I was 6 years old when the United States invaded Afghanistan in 2001. I was brought to Kabul the next year from a village in central Afghanistan. At age 7, I was asked to figure out my life: since I did not choose to go to Kabul, I was taken there.
20 years later. I have been taken to Houston and asked to figure out my life.
When I was a kid, I knew what to do – instinctively I found my way. I went to school, graduated, and got a job with the Times.

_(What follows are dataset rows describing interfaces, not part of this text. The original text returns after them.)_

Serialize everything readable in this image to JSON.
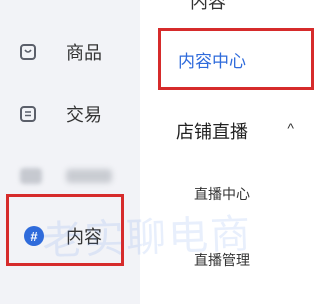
{
  "sidebar": {
    "items": [
      {
        "label": "商品",
        "icon": "shopping-bag-icon"
      },
      {
        "label": "交易",
        "icon": "receipt-icon"
      },
      {
        "label": "",
        "icon": "blurred-icon"
      },
      {
        "label": "内容",
        "icon": "hash-icon",
        "icon_glyph": "#",
        "selected": true
      }
    ]
  },
  "panel": {
    "top_cut_label": "内容",
    "content_center": "内容中心",
    "group": {
      "title": "店铺直播",
      "caret": "^",
      "items": [
        "直播中心",
        "直播管理"
      ]
    }
  },
  "watermark": "老实聊电商",
  "colors": {
    "accent": "#2f6bdb",
    "highlight_border": "#d62b2b",
    "sidebar_bg": "#f2f3f7"
  }
}
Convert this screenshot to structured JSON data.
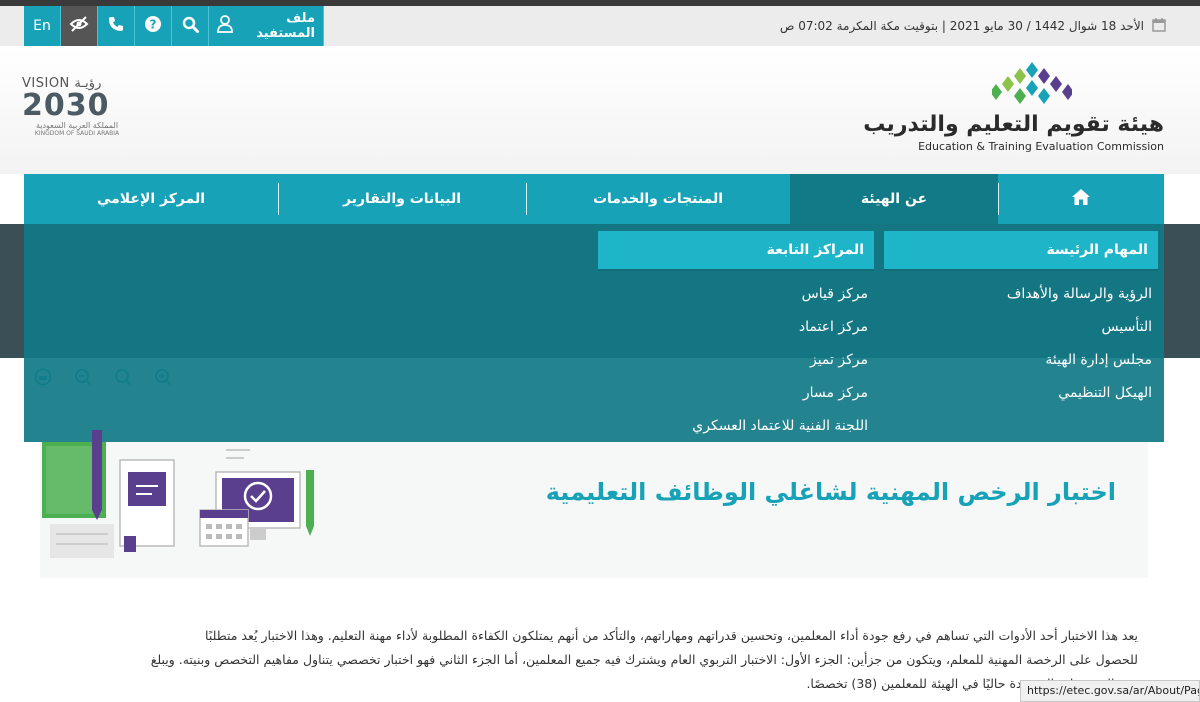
{
  "utility_bar": {
    "lang_label": "En",
    "beneficiary_label": "ملف المستفيد",
    "icons": [
      "eye-slash-icon",
      "phone-icon",
      "help-icon",
      "search-icon",
      "user-icon"
    ]
  },
  "date_text": "الأحد 18 شوال 1442 / 30 مايو 2021 | بتوقيت مكة المكرمة 07:02 ص",
  "vision_logo": {
    "line1": "VISION رؤيـة",
    "line2": "2030",
    "line3": "المملكة العربية السعودية",
    "line4": "KINGDOM OF SAUDI ARABIA"
  },
  "org_logo": {
    "name_ar": "هيئة تقويم التعليم والتدريب",
    "name_en": "Education & Training Evaluation Commission"
  },
  "nav": {
    "items": [
      {
        "label": "عن الهيئة"
      },
      {
        "label": "المنتجات والخدمات"
      },
      {
        "label": "البيانات والتقارير"
      },
      {
        "label": "المركز الإعلامي"
      }
    ]
  },
  "mega_menu": {
    "columns": [
      {
        "heading": "المهام الرئيسة",
        "items": [
          "الرؤية والرسالة والأهداف",
          "التأسيس",
          "مجلس إدارة الهيئة",
          "الهيكل التنظيمي"
        ]
      },
      {
        "heading": "المراكز التابعة",
        "items": [
          "مركز قياس",
          "مركز اعتماد",
          "مركز تميز",
          "مركز مسار",
          "اللجنة الفنية للاعتماد العسكري"
        ]
      }
    ]
  },
  "page": {
    "title": "اختبار الرخص المهنية لشاغلي الوظائف التعليمية",
    "paragraph_lines": [
      "يعد هذا الاختبار أحد الأدوات التي تساهم في رفع جودة أداء المعلمين، وتحسين قدراتهم ومهاراتهم، والتأكد من أنهم يمتلكون الكفاءة المطلوبة لأداء مهنة التعليم. وهذا الاختبار يُعد متطلبًا",
      "للحصول على الرخصة المهنية للمعلم، ويتكون من جزأين: الجزء الأول: الاختبار التربوي العام ويشترك فيه جميع المعلمين، أما الجزء الثاني فهو اختبار تخصصي يتناول مفاهيم التخصص وبنيته. ويبلغ",
      "عدد التخصصات المعتمدة حاليًا في الهيئة للمعلمين (38) تخصصًا."
    ]
  },
  "status_url": "https://etec.gov.sa/ar/About/Pag",
  "colors": {
    "primary": "#17a2b8",
    "primary_dark": "#127a87",
    "band": "#3b4f57"
  }
}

Now it strikes me that the day that Kabul fell to the Taliban was the exact day that 4 years earlier I had joined the Times. As a reporter, I had covered so many attacks the Taliban had carried out. I had reported on the Taliban attacks that killed my friends. I was writing for my job about how my friends were killed. There are still friends of mine who are missing: neither among the living nor the dead.

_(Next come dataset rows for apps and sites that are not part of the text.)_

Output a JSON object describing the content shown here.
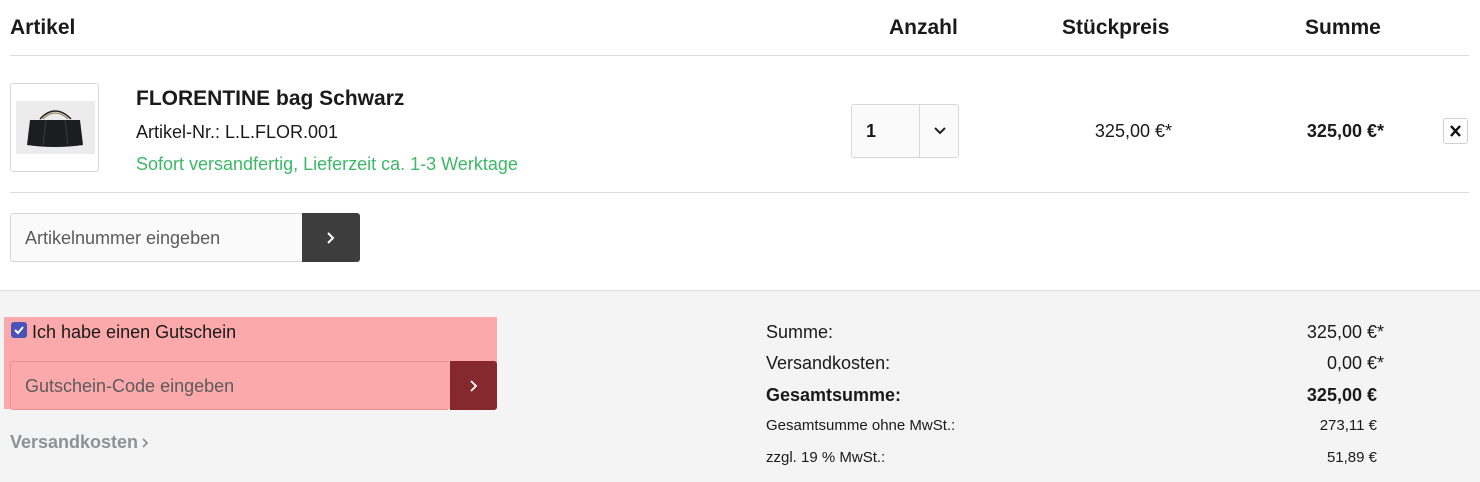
{
  "table_header": {
    "artikel": "Artikel",
    "anzahl": "Anzahl",
    "stueckpreis": "Stückpreis",
    "summe": "Summe"
  },
  "item": {
    "name": "FLORENTINE bag Schwarz",
    "article_number": "Artikel-Nr.: L.L.FLOR.001",
    "delivery": "Sofort versandfertig, Lieferzeit ca. 1-3 Werktage",
    "quantity": "1",
    "unit_price": "325,00 €*",
    "total_price": "325,00 €*"
  },
  "add_product": {
    "placeholder": "Artikelnummer eingeben"
  },
  "coupon": {
    "checkbox_label": "Ich habe einen Gutschein",
    "placeholder": "Gutschein-Code eingeben"
  },
  "shipping_link": "Versandkosten",
  "summary": {
    "rows": [
      {
        "label": "Summe:",
        "value": "325,00 €*"
      },
      {
        "label": "Versandkosten:",
        "value": "0,00 €*"
      },
      {
        "label": "Gesamtsumme:",
        "value": "325,00 €"
      },
      {
        "label": "Gesamtsumme ohne MwSt.:",
        "value": "273,11 €"
      },
      {
        "label": "zzgl. 19 % MwSt.:",
        "value": "51,89 €"
      }
    ]
  },
  "colors": {
    "delivery_green": "#3cb867",
    "coupon_button": "#85292e",
    "coupon_highlight": "#fca9ab",
    "checkbox": "#4a53b8"
  },
  "icons": [
    "chevron-down-icon",
    "close-icon",
    "chevron-right-icon",
    "checkmark-icon"
  ]
}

Today I am 27. Burned out. Suffering from depression, PTSD and anxiety. Columbia University is getting me therapy for my mental problems as the Times did earlier.
In 2012, I graduated from Surya high school in Kabul. I was passionate about literature. As a kid growing up, my mom read Hafiz, the great Persian poet, to me every night. I also listened eagerly to stories about my uncle who was a writer during the Communist era. He would write stories, poetry, and would record his voice reciting them. As a young kid, I would play his old cassette tapes and listen to him for hours on my grandfather’s ancient cassette player and radio, when the family weren’t using it to listen to the news on the BBC. This encouraged me to write. I also wrote poetry and enjoyed learning the different literary forms of Persian poetry. I excelled at writing poetry and was encouraged by my teachers. I began to keep a notebook, and log my ideas, thoughts and learning. The fields around our village were full of rabbits which as a child I loved. Then the Taliban came and used the roof of our family’s home to shoot the rabbits, for food. I hated them for that. Ever since then I’ve always thought of the Taliban as rabbit killers.
After graduating from high school, I studied photography for three months. Then in 2014, I joined a program run by USAID in which I studied multimedia journalism for a year and began working for the organization that ran the program, Equality. In 2015, seven people were beheaded by the Taliban in Ghazni province. A million people protested in Kabul. I decided to report on that and took photos of the protest. This launched my career. Al Jazeera saw my photos and asked me to take photos for them. I worked as a freelancer for two years, and freelanced for other international outlets too, such as The Guardian. In 2017, on Aug. 15, I was hired by The New York Times.
I learned at a young age that English was the language of money and power. I was a very young girl when one of our relatives who was a translator for the Americans was killed in Nimroz province. I found out that he had been earning good money translating. I saw that as a future path for myself and indeed it got me where I am today: Here in America applying for asylum. I am hoping that eventually I can help my family do so as well.
These lines from the Persian Poet Hafiz speak to me:
It rises, a glorious sun
If someone can sit quiet long enough,
Seeing it one feels:
I now have everything, everything I could ever want.